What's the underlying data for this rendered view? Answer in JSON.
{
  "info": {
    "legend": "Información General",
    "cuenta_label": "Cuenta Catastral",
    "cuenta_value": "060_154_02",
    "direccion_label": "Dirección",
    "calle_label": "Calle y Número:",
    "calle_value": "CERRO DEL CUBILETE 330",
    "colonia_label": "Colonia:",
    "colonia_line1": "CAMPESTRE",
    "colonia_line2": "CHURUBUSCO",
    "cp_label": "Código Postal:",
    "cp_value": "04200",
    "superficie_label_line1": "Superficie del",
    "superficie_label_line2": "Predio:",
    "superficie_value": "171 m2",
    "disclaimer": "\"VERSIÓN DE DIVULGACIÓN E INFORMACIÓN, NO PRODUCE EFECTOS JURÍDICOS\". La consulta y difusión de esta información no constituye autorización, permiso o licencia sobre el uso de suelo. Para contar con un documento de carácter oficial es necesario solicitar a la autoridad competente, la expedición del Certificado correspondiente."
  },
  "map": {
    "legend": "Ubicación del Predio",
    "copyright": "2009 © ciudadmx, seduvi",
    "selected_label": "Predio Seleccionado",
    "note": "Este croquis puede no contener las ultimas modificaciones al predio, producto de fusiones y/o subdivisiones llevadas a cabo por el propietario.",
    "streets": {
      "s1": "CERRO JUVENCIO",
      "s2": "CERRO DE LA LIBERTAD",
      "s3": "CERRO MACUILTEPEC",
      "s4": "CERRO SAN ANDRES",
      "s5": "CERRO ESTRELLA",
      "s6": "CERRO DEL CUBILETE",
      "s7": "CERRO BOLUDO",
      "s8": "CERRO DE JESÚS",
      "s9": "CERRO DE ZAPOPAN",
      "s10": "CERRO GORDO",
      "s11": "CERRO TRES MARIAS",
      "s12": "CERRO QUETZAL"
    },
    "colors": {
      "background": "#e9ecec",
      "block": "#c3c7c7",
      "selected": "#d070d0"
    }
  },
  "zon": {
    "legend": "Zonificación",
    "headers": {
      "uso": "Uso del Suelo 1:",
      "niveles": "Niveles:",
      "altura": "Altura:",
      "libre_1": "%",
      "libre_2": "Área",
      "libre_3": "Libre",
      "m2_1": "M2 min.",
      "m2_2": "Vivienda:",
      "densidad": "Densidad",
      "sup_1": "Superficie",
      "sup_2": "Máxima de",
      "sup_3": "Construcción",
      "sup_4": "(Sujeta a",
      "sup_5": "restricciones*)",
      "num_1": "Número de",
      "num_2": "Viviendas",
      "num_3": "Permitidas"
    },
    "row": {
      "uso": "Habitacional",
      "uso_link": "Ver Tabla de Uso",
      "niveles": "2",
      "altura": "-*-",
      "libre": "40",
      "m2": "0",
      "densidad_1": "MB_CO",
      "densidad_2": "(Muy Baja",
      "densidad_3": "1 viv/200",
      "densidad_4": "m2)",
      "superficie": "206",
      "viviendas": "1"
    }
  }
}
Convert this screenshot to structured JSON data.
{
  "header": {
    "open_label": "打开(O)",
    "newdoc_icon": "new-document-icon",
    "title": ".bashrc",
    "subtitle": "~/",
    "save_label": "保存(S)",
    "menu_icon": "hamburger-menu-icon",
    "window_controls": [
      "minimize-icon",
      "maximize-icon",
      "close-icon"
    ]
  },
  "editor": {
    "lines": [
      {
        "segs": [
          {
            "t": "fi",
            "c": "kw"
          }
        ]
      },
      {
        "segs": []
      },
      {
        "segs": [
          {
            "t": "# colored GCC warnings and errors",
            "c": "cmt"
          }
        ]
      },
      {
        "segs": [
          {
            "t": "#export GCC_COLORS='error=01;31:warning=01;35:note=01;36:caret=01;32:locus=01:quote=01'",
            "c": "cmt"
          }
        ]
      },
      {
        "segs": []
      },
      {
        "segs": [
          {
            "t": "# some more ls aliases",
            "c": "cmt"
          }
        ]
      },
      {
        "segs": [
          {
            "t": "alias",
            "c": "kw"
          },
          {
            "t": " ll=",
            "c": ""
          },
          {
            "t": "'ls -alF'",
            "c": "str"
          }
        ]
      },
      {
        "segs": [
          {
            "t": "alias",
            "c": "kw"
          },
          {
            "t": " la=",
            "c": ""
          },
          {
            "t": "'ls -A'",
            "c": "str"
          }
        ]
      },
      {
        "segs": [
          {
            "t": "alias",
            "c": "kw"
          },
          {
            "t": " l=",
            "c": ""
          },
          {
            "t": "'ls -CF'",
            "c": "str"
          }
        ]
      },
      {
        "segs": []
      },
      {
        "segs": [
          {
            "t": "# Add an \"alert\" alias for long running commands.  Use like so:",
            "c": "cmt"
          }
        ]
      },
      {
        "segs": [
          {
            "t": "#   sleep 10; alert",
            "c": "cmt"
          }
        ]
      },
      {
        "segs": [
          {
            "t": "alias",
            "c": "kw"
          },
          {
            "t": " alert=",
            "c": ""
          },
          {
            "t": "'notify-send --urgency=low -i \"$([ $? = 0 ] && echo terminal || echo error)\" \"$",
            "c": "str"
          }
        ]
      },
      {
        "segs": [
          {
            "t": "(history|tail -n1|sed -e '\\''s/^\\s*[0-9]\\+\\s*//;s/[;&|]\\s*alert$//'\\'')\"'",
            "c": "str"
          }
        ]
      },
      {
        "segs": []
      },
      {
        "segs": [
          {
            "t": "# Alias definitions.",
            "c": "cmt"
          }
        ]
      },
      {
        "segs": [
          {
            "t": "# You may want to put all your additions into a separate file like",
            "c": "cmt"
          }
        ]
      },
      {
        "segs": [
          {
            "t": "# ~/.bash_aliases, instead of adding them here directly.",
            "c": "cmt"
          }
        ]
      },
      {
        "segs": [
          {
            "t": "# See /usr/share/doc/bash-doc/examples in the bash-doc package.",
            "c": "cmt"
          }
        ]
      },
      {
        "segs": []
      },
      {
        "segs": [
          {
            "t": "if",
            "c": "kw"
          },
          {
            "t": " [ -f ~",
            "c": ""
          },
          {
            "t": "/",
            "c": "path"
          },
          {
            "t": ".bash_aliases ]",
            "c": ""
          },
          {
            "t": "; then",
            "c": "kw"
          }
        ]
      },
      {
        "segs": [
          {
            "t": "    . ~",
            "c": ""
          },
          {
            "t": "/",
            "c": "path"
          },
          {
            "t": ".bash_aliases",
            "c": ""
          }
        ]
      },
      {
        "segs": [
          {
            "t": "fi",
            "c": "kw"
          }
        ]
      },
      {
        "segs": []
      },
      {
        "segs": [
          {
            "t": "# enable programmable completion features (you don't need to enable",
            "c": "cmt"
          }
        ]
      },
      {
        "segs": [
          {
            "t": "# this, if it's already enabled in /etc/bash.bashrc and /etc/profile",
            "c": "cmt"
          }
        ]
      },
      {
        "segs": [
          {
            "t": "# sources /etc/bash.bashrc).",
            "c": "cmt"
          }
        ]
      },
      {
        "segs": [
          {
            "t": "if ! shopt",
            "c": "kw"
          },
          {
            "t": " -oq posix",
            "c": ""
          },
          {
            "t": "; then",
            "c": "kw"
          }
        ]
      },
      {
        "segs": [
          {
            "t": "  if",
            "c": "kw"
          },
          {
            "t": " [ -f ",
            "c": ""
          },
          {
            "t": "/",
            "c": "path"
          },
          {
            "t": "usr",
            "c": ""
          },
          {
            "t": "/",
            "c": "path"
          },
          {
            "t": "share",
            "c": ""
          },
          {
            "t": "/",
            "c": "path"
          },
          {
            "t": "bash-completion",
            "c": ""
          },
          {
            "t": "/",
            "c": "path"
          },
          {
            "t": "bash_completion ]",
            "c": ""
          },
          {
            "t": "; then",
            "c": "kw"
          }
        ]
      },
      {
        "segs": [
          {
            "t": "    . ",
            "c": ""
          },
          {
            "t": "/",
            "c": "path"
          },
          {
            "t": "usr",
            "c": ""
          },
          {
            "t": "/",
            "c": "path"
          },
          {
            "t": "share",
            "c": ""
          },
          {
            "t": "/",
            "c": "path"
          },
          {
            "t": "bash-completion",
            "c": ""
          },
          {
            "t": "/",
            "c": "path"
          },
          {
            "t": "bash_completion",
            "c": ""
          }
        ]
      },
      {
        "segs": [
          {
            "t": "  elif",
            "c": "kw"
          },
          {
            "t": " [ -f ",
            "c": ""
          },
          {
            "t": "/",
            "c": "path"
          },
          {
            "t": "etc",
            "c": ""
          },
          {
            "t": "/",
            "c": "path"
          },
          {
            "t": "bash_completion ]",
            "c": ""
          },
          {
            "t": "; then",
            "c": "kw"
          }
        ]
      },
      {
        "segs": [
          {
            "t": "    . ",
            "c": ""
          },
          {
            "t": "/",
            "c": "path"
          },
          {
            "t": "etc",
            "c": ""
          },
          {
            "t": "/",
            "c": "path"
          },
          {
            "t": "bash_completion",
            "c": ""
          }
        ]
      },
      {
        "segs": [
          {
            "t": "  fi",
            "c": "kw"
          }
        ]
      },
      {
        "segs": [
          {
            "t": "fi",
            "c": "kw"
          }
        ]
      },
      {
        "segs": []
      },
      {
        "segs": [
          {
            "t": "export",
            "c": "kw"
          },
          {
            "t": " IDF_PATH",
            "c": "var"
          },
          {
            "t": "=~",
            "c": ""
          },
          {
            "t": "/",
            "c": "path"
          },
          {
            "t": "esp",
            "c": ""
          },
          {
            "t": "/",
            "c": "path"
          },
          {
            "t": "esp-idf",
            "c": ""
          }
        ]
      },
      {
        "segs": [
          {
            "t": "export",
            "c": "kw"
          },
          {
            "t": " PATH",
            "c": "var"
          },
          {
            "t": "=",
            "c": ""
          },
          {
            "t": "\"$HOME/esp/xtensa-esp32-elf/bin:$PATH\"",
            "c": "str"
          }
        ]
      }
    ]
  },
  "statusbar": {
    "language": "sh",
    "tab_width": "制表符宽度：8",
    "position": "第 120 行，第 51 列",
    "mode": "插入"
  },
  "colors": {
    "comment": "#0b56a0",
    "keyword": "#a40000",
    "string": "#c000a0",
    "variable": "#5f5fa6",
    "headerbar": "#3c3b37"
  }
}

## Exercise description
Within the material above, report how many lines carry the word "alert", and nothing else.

## The answer
4